## [Task to carry out]
Check each line of the data, and copy those where "OMSCHRIJVING" appears.

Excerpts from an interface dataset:
────
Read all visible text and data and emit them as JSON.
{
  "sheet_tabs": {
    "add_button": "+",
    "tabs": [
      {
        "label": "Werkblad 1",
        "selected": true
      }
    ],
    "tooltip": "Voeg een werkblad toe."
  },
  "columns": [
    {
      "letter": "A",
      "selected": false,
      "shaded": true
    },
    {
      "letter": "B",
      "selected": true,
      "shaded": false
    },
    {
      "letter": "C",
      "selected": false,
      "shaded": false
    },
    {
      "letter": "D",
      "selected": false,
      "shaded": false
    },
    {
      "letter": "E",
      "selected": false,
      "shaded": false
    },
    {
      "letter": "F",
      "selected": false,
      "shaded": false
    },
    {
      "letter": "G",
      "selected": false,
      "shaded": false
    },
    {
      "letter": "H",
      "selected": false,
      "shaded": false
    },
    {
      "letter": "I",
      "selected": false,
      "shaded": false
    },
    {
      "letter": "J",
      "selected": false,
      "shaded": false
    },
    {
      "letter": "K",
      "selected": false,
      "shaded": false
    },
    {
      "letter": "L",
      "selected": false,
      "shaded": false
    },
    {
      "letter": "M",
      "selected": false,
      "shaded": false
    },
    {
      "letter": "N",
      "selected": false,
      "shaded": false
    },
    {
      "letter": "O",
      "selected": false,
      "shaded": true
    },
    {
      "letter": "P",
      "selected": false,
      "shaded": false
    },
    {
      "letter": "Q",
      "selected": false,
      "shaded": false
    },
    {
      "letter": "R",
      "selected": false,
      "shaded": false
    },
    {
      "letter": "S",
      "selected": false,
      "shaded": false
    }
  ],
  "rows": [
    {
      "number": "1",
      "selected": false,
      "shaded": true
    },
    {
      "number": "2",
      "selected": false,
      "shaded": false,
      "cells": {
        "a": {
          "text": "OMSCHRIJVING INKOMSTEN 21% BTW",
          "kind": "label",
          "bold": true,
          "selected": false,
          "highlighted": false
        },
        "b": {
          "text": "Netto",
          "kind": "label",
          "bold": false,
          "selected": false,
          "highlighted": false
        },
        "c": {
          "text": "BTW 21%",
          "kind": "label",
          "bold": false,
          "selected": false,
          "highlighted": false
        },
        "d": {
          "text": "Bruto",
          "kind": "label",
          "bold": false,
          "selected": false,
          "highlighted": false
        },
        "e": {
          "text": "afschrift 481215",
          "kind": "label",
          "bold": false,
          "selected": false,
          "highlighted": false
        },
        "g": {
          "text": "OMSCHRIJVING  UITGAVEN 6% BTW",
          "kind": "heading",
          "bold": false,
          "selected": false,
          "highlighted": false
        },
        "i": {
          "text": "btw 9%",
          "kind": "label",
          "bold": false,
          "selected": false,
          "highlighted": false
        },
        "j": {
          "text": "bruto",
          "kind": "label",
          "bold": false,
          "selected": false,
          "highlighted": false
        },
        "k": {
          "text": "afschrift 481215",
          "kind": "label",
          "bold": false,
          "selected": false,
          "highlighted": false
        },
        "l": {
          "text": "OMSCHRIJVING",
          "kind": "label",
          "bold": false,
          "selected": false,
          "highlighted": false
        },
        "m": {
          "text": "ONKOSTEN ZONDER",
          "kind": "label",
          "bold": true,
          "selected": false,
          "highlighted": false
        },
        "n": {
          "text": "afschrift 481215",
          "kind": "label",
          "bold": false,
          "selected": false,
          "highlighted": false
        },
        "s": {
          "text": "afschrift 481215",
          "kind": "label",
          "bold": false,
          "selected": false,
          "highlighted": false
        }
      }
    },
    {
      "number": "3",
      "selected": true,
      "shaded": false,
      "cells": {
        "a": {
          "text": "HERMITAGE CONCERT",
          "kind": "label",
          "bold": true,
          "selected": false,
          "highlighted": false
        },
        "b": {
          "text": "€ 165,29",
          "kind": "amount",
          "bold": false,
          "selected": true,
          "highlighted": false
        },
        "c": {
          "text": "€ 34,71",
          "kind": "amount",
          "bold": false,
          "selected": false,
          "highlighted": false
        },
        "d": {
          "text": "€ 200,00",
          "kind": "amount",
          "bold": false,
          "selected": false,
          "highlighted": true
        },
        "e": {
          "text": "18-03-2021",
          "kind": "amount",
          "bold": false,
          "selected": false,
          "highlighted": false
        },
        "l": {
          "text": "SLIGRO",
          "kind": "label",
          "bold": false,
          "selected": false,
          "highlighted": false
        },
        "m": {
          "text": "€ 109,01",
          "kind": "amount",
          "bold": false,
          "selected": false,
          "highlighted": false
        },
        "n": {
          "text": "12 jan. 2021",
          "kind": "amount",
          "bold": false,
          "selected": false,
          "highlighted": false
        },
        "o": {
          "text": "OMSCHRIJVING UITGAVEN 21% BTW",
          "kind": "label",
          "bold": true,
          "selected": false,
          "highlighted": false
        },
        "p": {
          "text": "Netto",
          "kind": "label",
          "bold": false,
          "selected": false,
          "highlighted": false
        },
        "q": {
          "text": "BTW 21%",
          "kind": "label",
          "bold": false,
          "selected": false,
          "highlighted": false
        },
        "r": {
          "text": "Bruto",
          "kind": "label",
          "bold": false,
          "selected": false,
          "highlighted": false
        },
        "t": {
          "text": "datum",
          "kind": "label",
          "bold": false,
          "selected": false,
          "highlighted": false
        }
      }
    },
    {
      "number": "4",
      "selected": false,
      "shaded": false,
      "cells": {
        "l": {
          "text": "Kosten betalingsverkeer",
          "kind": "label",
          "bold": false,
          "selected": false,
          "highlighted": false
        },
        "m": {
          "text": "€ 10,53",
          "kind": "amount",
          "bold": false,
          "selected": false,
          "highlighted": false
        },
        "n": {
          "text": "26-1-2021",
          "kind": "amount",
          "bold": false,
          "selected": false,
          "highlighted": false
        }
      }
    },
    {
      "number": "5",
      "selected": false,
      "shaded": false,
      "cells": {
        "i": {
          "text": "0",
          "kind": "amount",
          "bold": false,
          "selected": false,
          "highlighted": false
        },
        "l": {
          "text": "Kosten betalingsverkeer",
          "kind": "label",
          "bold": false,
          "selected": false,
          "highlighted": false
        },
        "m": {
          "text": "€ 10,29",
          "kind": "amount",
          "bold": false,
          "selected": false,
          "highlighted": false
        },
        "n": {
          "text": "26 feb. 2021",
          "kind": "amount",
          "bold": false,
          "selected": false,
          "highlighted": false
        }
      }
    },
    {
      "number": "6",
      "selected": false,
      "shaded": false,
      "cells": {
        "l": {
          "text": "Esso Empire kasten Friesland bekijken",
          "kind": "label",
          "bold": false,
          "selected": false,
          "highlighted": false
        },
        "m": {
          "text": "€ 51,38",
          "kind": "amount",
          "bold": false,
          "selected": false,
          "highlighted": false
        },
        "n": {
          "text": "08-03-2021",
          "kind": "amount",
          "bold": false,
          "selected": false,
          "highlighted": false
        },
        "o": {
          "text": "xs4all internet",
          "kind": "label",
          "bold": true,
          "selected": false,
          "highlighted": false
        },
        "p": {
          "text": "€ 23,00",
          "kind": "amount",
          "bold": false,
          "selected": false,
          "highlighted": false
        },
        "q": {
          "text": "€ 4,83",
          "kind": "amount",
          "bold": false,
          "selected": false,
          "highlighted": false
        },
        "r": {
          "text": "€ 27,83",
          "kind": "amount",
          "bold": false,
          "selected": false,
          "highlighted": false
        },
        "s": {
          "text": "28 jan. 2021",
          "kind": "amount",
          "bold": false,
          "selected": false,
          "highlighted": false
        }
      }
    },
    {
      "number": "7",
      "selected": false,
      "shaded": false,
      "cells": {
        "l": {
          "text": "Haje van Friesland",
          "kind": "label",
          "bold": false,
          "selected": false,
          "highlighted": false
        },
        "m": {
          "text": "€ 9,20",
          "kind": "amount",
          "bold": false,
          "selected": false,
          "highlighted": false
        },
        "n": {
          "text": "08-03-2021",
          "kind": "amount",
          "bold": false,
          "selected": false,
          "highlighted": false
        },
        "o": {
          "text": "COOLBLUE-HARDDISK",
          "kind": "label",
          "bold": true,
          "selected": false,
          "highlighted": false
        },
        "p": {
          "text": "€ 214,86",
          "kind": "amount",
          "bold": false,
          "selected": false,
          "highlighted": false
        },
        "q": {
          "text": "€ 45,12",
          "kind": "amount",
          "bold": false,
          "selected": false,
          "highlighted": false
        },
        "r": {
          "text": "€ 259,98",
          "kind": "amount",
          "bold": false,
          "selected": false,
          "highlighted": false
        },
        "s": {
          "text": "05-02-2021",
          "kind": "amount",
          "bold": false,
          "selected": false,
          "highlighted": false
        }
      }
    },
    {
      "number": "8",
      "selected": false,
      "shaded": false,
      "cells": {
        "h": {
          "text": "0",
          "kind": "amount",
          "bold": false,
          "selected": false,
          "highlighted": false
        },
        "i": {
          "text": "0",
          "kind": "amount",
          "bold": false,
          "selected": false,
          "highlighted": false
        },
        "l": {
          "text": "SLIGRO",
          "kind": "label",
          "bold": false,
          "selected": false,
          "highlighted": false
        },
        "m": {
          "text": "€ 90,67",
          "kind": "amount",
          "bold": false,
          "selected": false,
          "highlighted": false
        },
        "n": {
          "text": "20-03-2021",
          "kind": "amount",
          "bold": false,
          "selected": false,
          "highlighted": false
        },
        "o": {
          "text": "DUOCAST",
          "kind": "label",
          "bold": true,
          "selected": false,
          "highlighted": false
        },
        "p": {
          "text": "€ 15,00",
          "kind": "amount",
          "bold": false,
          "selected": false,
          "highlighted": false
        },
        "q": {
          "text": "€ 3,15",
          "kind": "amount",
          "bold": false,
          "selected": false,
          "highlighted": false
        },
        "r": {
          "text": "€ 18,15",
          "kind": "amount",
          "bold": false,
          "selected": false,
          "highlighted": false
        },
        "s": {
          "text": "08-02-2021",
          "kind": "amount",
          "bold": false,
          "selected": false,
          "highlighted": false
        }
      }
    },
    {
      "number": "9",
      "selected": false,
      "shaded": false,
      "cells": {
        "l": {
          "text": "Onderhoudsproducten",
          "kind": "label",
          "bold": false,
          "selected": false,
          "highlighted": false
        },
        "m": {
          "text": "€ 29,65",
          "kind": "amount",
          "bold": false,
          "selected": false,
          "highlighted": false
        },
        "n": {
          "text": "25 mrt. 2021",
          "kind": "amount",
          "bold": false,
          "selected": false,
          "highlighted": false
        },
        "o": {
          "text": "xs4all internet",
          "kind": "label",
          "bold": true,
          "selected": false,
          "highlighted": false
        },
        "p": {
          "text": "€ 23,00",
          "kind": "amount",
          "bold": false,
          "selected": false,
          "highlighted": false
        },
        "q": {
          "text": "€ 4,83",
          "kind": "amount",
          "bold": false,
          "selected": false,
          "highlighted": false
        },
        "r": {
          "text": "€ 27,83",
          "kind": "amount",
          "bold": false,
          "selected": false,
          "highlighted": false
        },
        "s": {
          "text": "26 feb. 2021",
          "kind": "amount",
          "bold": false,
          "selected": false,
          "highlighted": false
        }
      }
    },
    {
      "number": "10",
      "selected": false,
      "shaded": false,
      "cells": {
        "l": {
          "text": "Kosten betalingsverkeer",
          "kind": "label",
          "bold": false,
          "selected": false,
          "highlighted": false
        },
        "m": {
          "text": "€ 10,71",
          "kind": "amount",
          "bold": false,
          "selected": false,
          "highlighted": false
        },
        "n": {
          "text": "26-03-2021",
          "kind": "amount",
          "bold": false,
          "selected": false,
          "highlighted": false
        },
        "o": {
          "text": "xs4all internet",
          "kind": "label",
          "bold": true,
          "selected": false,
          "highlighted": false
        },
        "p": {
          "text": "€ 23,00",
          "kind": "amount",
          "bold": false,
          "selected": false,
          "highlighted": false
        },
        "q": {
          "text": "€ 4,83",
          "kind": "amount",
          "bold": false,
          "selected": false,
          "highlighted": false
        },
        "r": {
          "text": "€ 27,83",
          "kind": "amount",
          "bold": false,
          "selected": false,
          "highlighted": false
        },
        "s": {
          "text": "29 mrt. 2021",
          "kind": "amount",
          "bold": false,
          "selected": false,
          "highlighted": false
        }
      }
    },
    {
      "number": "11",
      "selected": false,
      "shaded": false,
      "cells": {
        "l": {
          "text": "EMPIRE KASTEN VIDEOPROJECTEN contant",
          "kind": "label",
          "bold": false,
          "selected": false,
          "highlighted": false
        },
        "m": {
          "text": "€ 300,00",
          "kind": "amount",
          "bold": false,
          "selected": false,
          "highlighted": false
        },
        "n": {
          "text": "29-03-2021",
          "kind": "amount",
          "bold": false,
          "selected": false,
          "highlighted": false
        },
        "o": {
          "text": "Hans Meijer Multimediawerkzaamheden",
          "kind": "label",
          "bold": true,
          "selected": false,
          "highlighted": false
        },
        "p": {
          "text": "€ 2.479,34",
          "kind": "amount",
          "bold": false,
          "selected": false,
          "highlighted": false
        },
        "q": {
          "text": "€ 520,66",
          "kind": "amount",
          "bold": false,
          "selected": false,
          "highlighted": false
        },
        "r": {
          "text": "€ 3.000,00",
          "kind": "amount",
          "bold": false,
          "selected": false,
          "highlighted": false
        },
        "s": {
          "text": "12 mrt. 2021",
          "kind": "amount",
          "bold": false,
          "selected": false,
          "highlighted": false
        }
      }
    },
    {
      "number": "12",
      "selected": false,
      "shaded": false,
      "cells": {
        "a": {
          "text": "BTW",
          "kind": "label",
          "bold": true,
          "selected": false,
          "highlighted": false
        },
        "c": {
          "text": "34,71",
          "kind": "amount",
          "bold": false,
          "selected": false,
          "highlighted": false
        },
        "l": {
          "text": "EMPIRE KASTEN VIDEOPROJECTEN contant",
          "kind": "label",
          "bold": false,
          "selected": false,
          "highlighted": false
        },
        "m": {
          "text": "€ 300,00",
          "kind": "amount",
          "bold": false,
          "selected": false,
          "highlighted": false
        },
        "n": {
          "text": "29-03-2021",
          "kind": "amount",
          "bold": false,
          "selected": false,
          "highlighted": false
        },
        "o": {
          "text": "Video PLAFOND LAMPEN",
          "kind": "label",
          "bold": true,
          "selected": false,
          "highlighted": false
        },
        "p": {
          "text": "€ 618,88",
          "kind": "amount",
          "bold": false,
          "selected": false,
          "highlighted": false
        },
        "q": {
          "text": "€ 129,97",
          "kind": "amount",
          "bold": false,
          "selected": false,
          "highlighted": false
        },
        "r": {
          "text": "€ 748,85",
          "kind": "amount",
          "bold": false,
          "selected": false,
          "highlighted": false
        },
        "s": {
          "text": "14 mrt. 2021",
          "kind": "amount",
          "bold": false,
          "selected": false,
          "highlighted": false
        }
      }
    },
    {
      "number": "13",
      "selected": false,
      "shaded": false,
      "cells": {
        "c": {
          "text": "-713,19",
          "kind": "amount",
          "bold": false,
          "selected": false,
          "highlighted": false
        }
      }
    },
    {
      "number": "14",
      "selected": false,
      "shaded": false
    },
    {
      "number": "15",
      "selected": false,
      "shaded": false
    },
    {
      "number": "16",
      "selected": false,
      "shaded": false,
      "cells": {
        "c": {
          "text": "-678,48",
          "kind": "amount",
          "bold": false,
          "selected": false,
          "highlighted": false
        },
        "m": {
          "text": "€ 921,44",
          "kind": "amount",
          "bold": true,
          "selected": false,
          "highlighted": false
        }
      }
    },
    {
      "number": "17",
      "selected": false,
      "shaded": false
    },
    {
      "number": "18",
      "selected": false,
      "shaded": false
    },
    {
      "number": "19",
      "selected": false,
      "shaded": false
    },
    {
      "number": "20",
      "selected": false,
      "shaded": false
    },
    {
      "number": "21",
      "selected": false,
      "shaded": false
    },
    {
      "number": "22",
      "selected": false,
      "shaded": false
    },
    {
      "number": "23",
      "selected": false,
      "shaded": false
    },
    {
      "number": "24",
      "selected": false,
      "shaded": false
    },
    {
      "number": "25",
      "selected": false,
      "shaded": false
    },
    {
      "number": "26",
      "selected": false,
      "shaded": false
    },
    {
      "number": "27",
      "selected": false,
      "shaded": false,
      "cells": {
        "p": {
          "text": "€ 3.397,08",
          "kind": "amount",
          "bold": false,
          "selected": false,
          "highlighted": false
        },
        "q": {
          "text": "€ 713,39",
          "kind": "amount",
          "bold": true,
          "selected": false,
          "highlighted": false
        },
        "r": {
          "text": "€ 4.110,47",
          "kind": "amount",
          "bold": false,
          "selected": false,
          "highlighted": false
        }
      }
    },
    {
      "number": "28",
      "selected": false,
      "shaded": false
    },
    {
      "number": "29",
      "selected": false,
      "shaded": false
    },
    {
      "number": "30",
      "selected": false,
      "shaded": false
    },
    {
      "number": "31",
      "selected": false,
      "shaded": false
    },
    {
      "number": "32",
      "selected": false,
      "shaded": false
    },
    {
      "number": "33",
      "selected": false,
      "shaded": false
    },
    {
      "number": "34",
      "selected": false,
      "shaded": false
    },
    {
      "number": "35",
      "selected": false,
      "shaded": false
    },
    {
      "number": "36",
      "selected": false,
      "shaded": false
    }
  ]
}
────
## [Answer area]
          "text": "OMSCHRIJVING INKOMSTEN 21% BTW",
          "text": "OMSCHRIJVING  UITGAVEN 6% BTW",
          "text": "OMSCHRIJVING",
          "text": "OMSCHRIJVING UITGAVEN 21% BTW",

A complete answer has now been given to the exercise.